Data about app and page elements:
------------------------------------
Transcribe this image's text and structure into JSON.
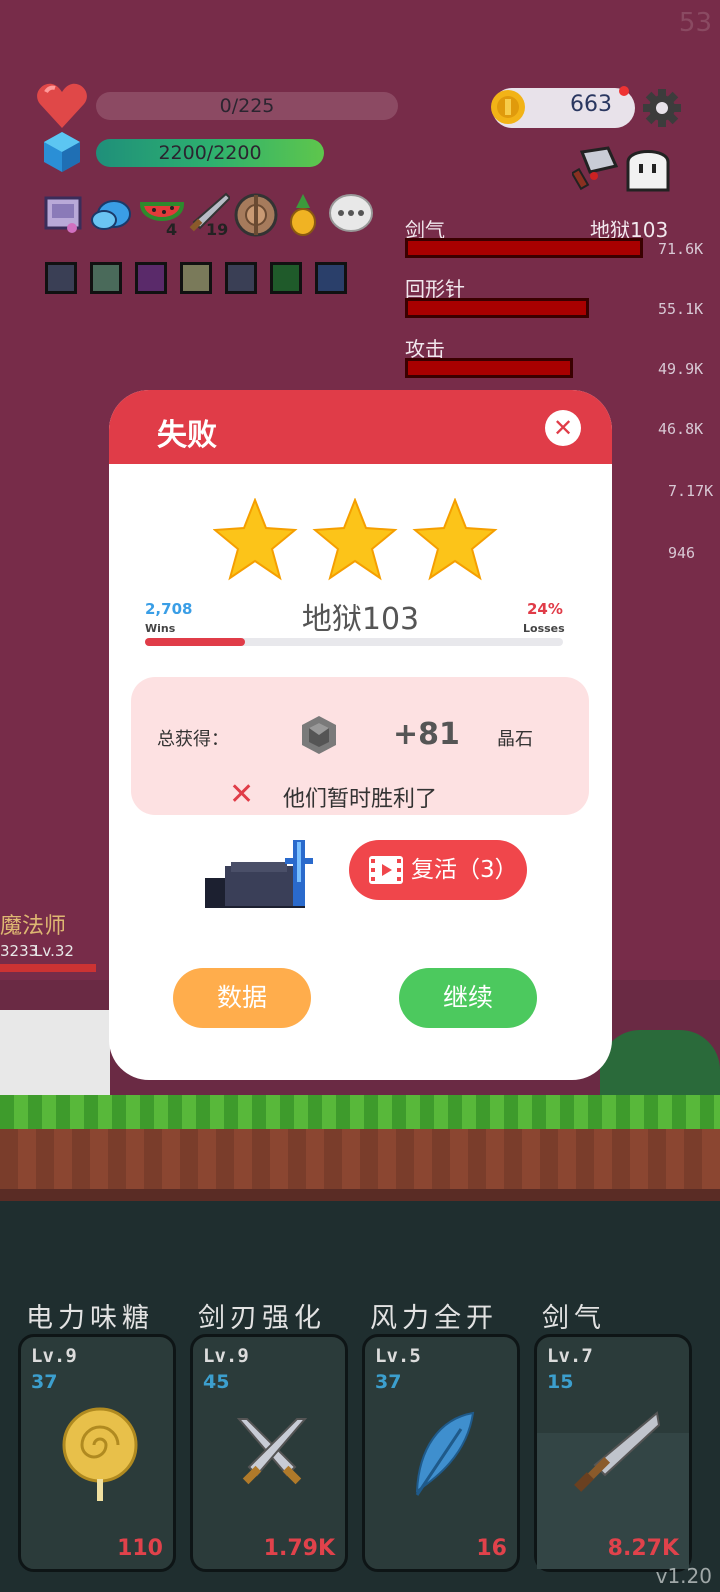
{
  "hud": {
    "fps": "53",
    "hp_text": "0/225",
    "mp_text": "2200/2200",
    "coins": "663",
    "inventory": [
      {
        "name": "watermelon-icon",
        "count": "4"
      },
      {
        "name": "sword-item-icon",
        "count": "19"
      }
    ],
    "chat_dots": "..."
  },
  "damage": {
    "stage_label": "地狱103",
    "rows": [
      {
        "label": "剑气",
        "value": "71.6K",
        "fill": 1.0
      },
      {
        "label": "回形针",
        "value": "55.1K",
        "fill": 0.77
      },
      {
        "label": "攻击",
        "value": "49.9K",
        "fill": 0.7
      },
      {
        "label": "",
        "value": "46.8K"
      },
      {
        "label": "",
        "value": "7.17K"
      },
      {
        "label": "",
        "value": "946"
      }
    ]
  },
  "modal": {
    "title": "失败",
    "close": "✕",
    "stars": 3,
    "wins_value": "2,708",
    "wins_label": "Wins",
    "stage": "地狱103",
    "losses_value": "24%",
    "losses_label": "Losses",
    "loss_fraction": 0.24,
    "reward_label": "总获得：",
    "reward_amount": "+81",
    "reward_unit": "晶石",
    "status": "他们暂时胜利了",
    "revive_label": "复活（3）",
    "data_button": "数据",
    "continue_button": "继续"
  },
  "enemy": {
    "name": "魔法师",
    "hp": "3233",
    "level": "Lv.32"
  },
  "skills": [
    {
      "name": "电力味糖",
      "level": "Lv.9",
      "num": "37",
      "cost": "110",
      "icon": "lollipop-icon"
    },
    {
      "name": "剑刃强化",
      "level": "Lv.9",
      "num": "45",
      "cost": "1.79K",
      "icon": "crossed-swords-icon"
    },
    {
      "name": "风力全开",
      "level": "Lv.5",
      "num": "37",
      "cost": "16",
      "icon": "feather-icon"
    },
    {
      "name": "剑气",
      "level": "Lv.7",
      "num": "15",
      "cost": "8.27K",
      "icon": "sword-icon"
    }
  ],
  "version": "v1.20",
  "colors": {
    "accent": "#e03c48",
    "bg": "#772c49",
    "orange": "#ffad4c",
    "green": "#4cc95e"
  }
}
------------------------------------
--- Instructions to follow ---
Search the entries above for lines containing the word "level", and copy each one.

--- Worked solution ---
    "level": "Lv.32"
      "level": "Lv.9",
      "level": "Lv.9",
      "level": "Lv.5",
      "level": "Lv.7",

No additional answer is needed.